For the last 200 years technology has been the tool with which humans have caused climate change. Recently that has begun to change. This is primarily for two reasons.
First, sustainability has become a much more prevalent issue. The United Nations Climate Chance Conference in 2015, in which 195 countries signed an agreement acknowledging the need for greater sustainability, was a watershed moment in this regard. A sustainable conscientiousness has prompted measures like the plastic bag tax in the UK in towns and encouraged places like Burlington, Vermont, whose university boasts an MBA entirely based on sustainability, to meet all its electricity needs with renewable energy.
Second, access to technology has never been easier. There are an estimated 2 billion smartphones in the world and active internet users have almost doubled since 2010 from 2 billion to 4 billion. This translates into huge potential for technology to shape how people perceive and interact with sustainable practices. This trend is reinforced by the huge surge in people writing their ownprograms, and contributing to open source projects. Because more people that are able to build software are more aware about sustainability they want to contribute and offer their own solutions to the world.
What are some examples of technologies improving sustainability?
Where 3D printing’s true merits lie are in its complete lack of waste. Every part is manufactured using exactly the right amount of material which means the tax a 3D printing project takes on resources is minimal. In a few cases it is cheaper and faster as in the case of a California-based company that recently revealed they were able to 3D print the structure for a house in under 24 hours at a cost of $10,000. Waste is not just a huge contributor to climate change it also affects a business’ bottom line; it highlights an inefficiency in the production cycle and costs time and money to recycle or dispose. While 3D printing is currently not commercially viable on a large scale it soon will be — good news for sustainability.
The Internet of Things, a network of smart internet-enabled devices that interact with domestic products, promises a more sustainable future — for two reasons. First, it allows a user much greater control of the energy they consume. Now that someone can adjust the temperature or turn the hot water on from a phone it is easier to use only the energy needed, which has the additional benefit of cheaper energy bills.
Second, all smart devices collect reams of data about how and where energy is spent. This is incredibly useful as it provides feedback for our energy habits and where to minimise waste. However, when applied to large agricultural or commercial examples it becomes much easier to use Big Data algorithms that can directly inform sustainability policy and ultimately reduce costs in the long run.
A huge contributor to carbon emissions is the food supply chain. This is largely due to high transportation costs, vast amounts of food waste and the all-year availability of seasonal foods that consumers demand. One food tech startup that is trying to improve these conditions is Farmdrop. Their model is simple: choose the food you want on their app or website and then choose a time slot for delivery. They liaise with local food producers who harvest the food on the day which is then delivered to your home in zero emission electric vans. Their aim is to drastically reduce London’s carbon footprint by sourcing food as locally as possible and support local food producers, which get a much larger share of the profits in comparison to selling to supermarkets. Farmdrop, and manyotherfood tech companies, are taking advantage of side effect of a greater interest in sustainability: a new market where consumers favour environmental products over traditional alternatives.
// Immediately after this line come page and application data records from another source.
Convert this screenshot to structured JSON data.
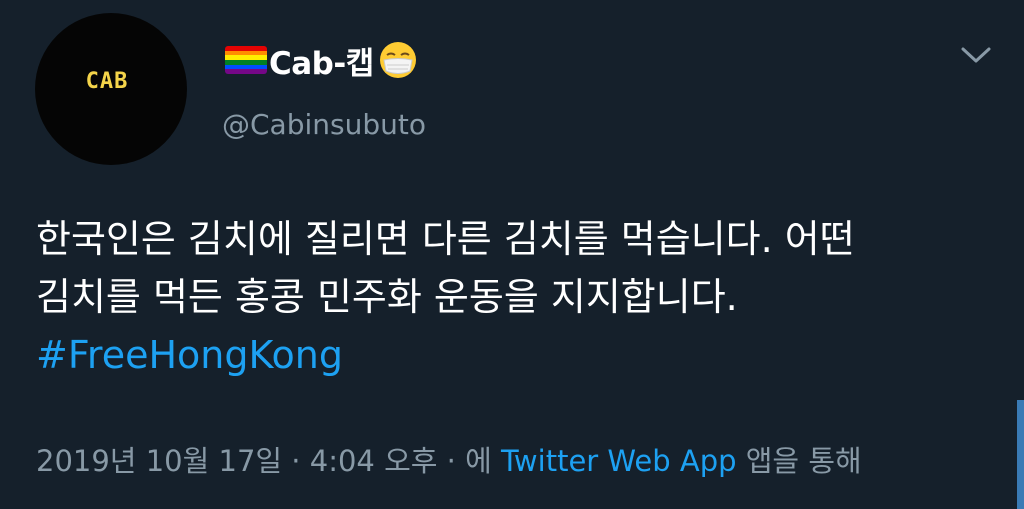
{
  "user": {
    "avatar_text": "CAB",
    "display_name": "Cab-캡",
    "handle": "@Cabinsubuto",
    "flag_colors": [
      "#e40303",
      "#ff8c00",
      "#ffed00",
      "#008026",
      "#004dff",
      "#750787"
    ]
  },
  "tweet": {
    "line1": "한국인은 김치에 질리면 다른 김치를 먹습니다. 어떤",
    "line2": "김치를 먹든 홍콩 민주화 운동을 지지합니다.",
    "hashtag": "#FreeHongKong"
  },
  "meta": {
    "date": "2019년 10월 17일",
    "sep1": " · ",
    "time": "4:04 오후",
    "sep2": " · 에 ",
    "source": "Twitter Web App",
    "suffix": " 앱을 통해"
  },
  "icons": {
    "caret": "chevron-down-icon",
    "emoji": "face-with-medical-mask-icon",
    "flag": "rainbow-flag-icon"
  },
  "colors": {
    "background": "#15202b",
    "text": "#ffffff",
    "secondary": "#8899a6",
    "link": "#1da1f2"
  }
}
What are the trends? In summary it boils down to efficiency and ease. Technology has allowed business to drastically increase efficiency and by extension lower costs, whether that is in the case of using less material, less storing of food or heavy goods vehicles taking better routes by using GPS maps. Efficiency lies at the heart of how we should be improving sustainability because it is effective and practical.
Additionally, technology has removed many of the barriers preventing users from actively checking how they can live more sustainably. The explosion in information sharing of new technologies and best practices is a driving factor in the advancement of this idea.
Let’s hope it can sustain itself.